:: Data for the task ::

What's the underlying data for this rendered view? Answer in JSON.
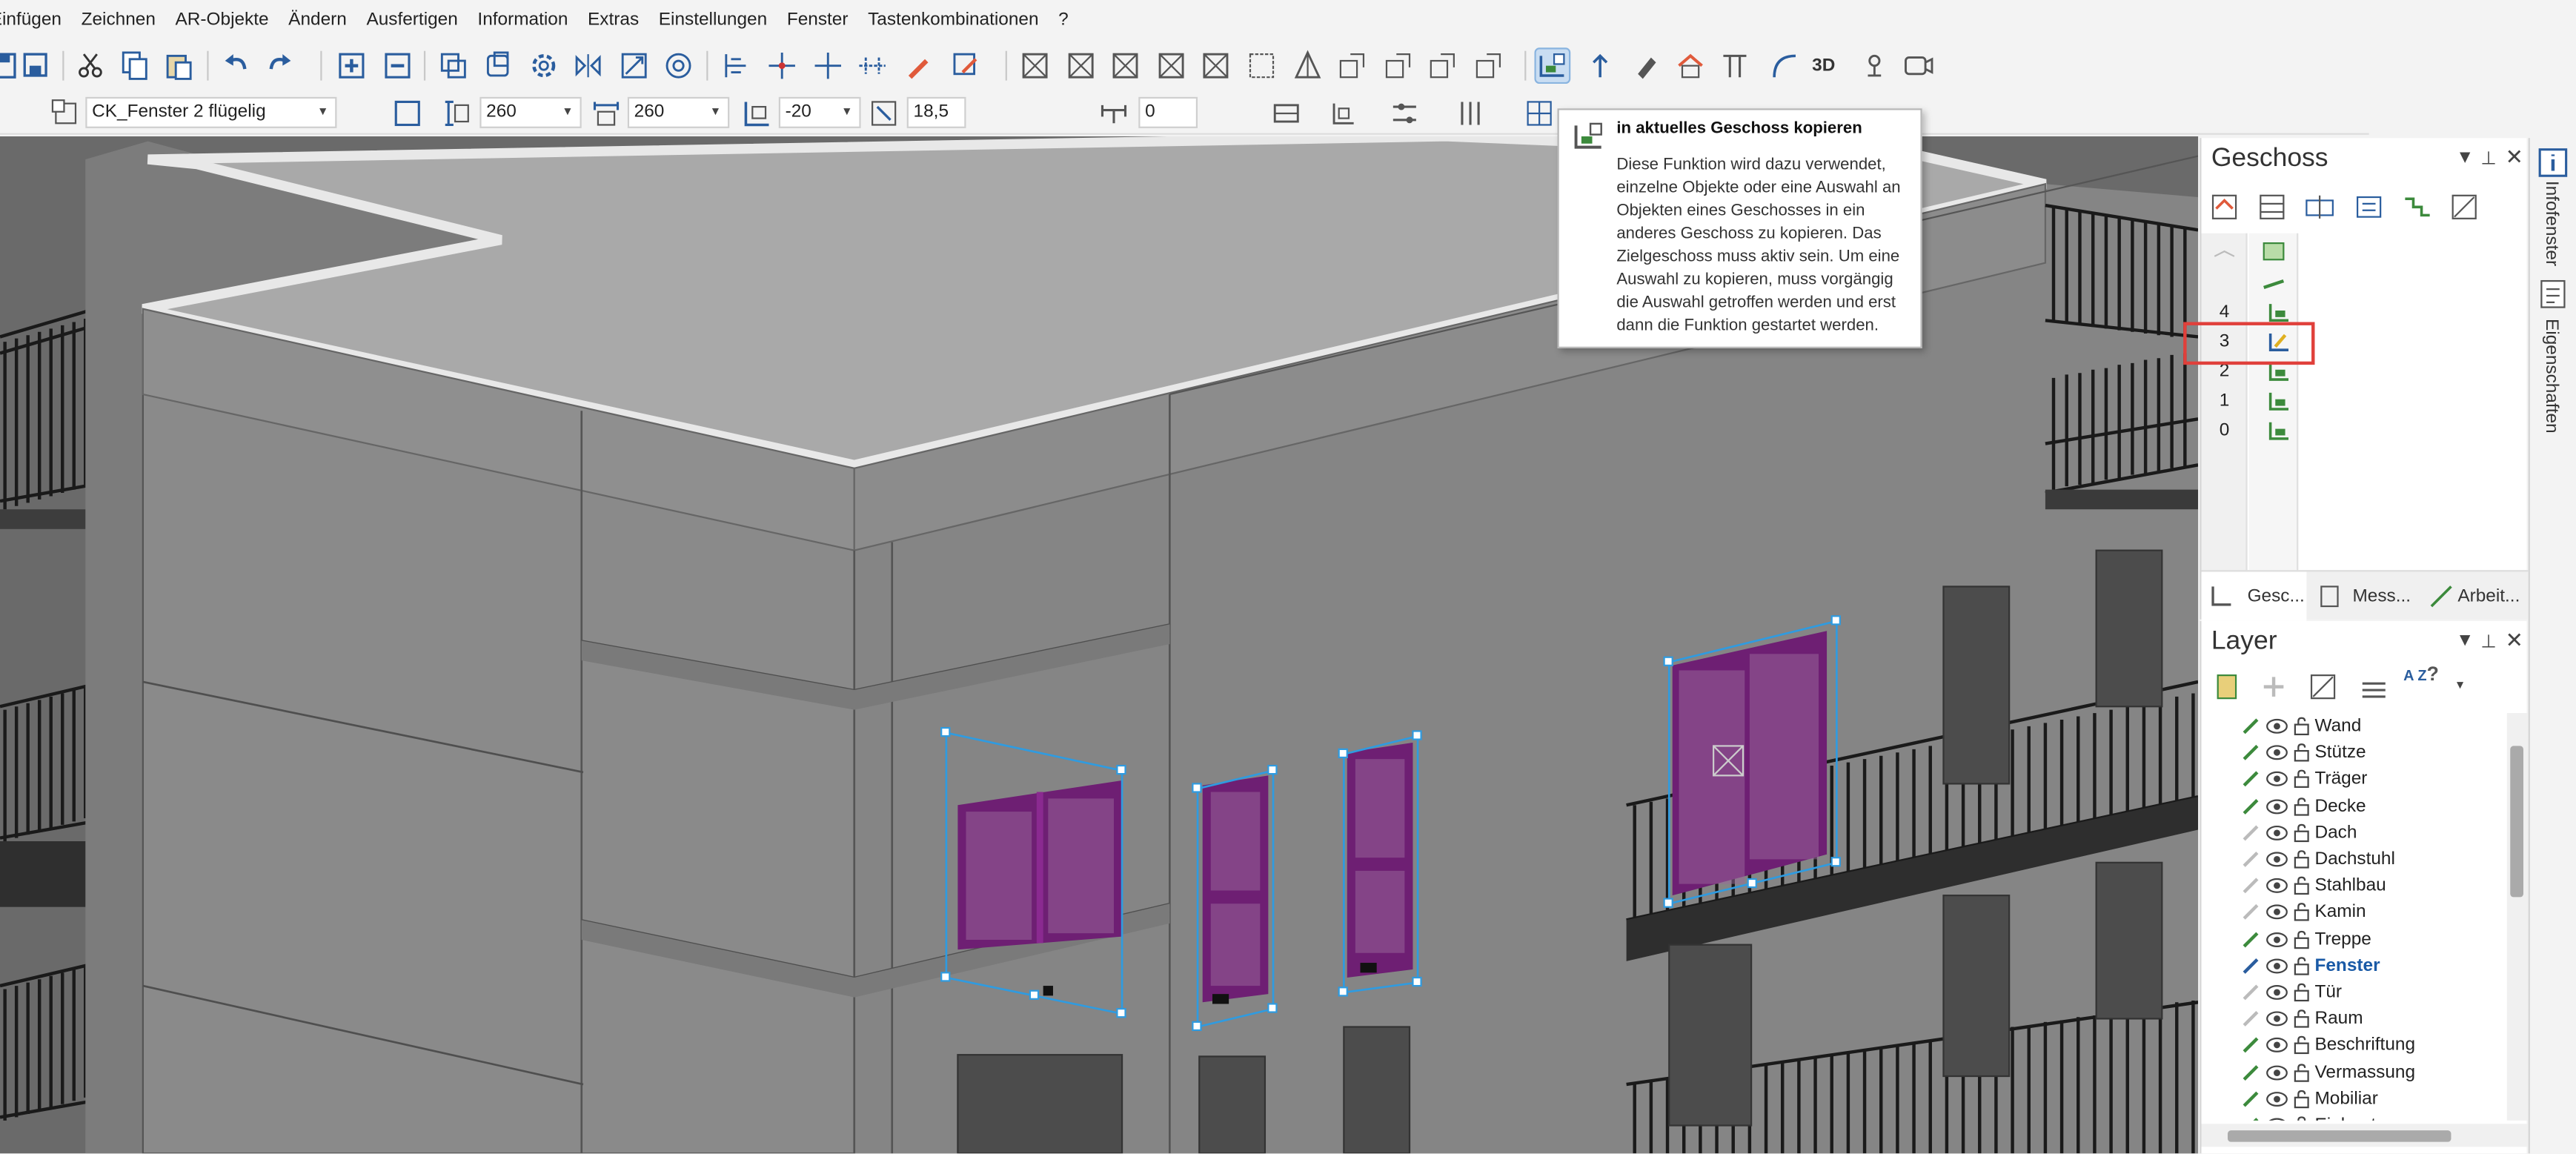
{
  "menu": [
    "Einfügen",
    "Zeichnen",
    "AR-Objekte",
    "Ändern",
    "Ausfertigen",
    "Information",
    "Extras",
    "Einstellungen",
    "Fenster",
    "Tastenkombinationen",
    "?"
  ],
  "toolbar2": {
    "window_type": "CK_Fenster 2 flügelig",
    "width": "260",
    "height": "260",
    "parapet": "-20",
    "slope": "18,5",
    "offset": "0"
  },
  "toolbar1_icons": [
    "save-icon",
    "save-as-icon",
    "cut-icon",
    "copy-icon",
    "paste-icon",
    "undo-icon",
    "redo-icon",
    "add-icon",
    "subtract-icon",
    "duplicate-icon",
    "transform-icon",
    "gear-icon",
    "mirror-icon",
    "scale-icon",
    "rotate-icon",
    "align-icon",
    "snap-icon",
    "pen-icon",
    "pick-icon",
    "view-icon",
    "copy-to-floor-icon",
    "export-icon",
    "brush-icon",
    "house-icon",
    "column-icon",
    "arc-icon",
    "3d-icon",
    "light-icon",
    "camera-icon"
  ],
  "toolbar1_label_3d": "3D",
  "tooltip": {
    "title": "in aktuelles Geschoss kopieren",
    "body": "Diese Funktion wird dazu verwendet, einzelne Objekte oder eine Auswahl an Objekten eines Geschosses in ein anderes Geschoss zu kopieren. Das Zielgeschoss muss aktiv sein. Um eine Auswahl zu kopieren, muss vorgängig die Auswahl getroffen werden und erst dann die Funktion gestartet werden."
  },
  "geschoss_panel": {
    "title": "Geschoss",
    "floors": [
      "4",
      "3",
      "2",
      "1",
      "0"
    ],
    "active_floor": "3",
    "tabs": [
      "Gesc...",
      "Mess...",
      "Arbeit..."
    ]
  },
  "layer_panel": {
    "title": "Layer",
    "az_label": "A Z",
    "question_label": "?",
    "layers": [
      {
        "name": "Wand",
        "visible": true
      },
      {
        "name": "Stütze",
        "visible": true
      },
      {
        "name": "Träger",
        "visible": true
      },
      {
        "name": "Decke",
        "visible": true
      },
      {
        "name": "Dach",
        "visible": true
      },
      {
        "name": "Dachstuhl",
        "visible": true
      },
      {
        "name": "Stahlbau",
        "visible": true
      },
      {
        "name": "Kamin",
        "visible": true
      },
      {
        "name": "Treppe",
        "visible": true
      },
      {
        "name": "Fenster",
        "visible": true,
        "active": true
      },
      {
        "name": "Tür",
        "visible": true
      },
      {
        "name": "Raum",
        "visible": true
      },
      {
        "name": "Beschriftung",
        "visible": true
      },
      {
        "name": "Vermassung",
        "visible": true
      },
      {
        "name": "Mobiliar",
        "visible": true
      },
      {
        "name": "Einbauten",
        "visible": true
      }
    ]
  },
  "side_tabs": [
    "Infofenster",
    "Eigenschaften"
  ],
  "colors": {
    "accent": "#1a5aa6",
    "selection": "#2f9be0",
    "window_glass": "#7a1f7e",
    "highlight_box": "#e0403b",
    "layer_green": "#3c8a3c"
  }
}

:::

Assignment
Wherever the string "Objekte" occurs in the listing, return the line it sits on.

Solution for this exercise
    "AR-Objekte",
    "body": "Diese Funktion wird dazu verwendet, einzelne Objekte oder eine Auswahl an Objekten eines Geschosses in ein anderes Geschoss zu kopieren. Das Zielgeschoss muss aktiv sein. Um eine Auswahl zu kopieren, muss vorgängig die Auswahl getroffen werden und erst dann die Funktion gestartet werden."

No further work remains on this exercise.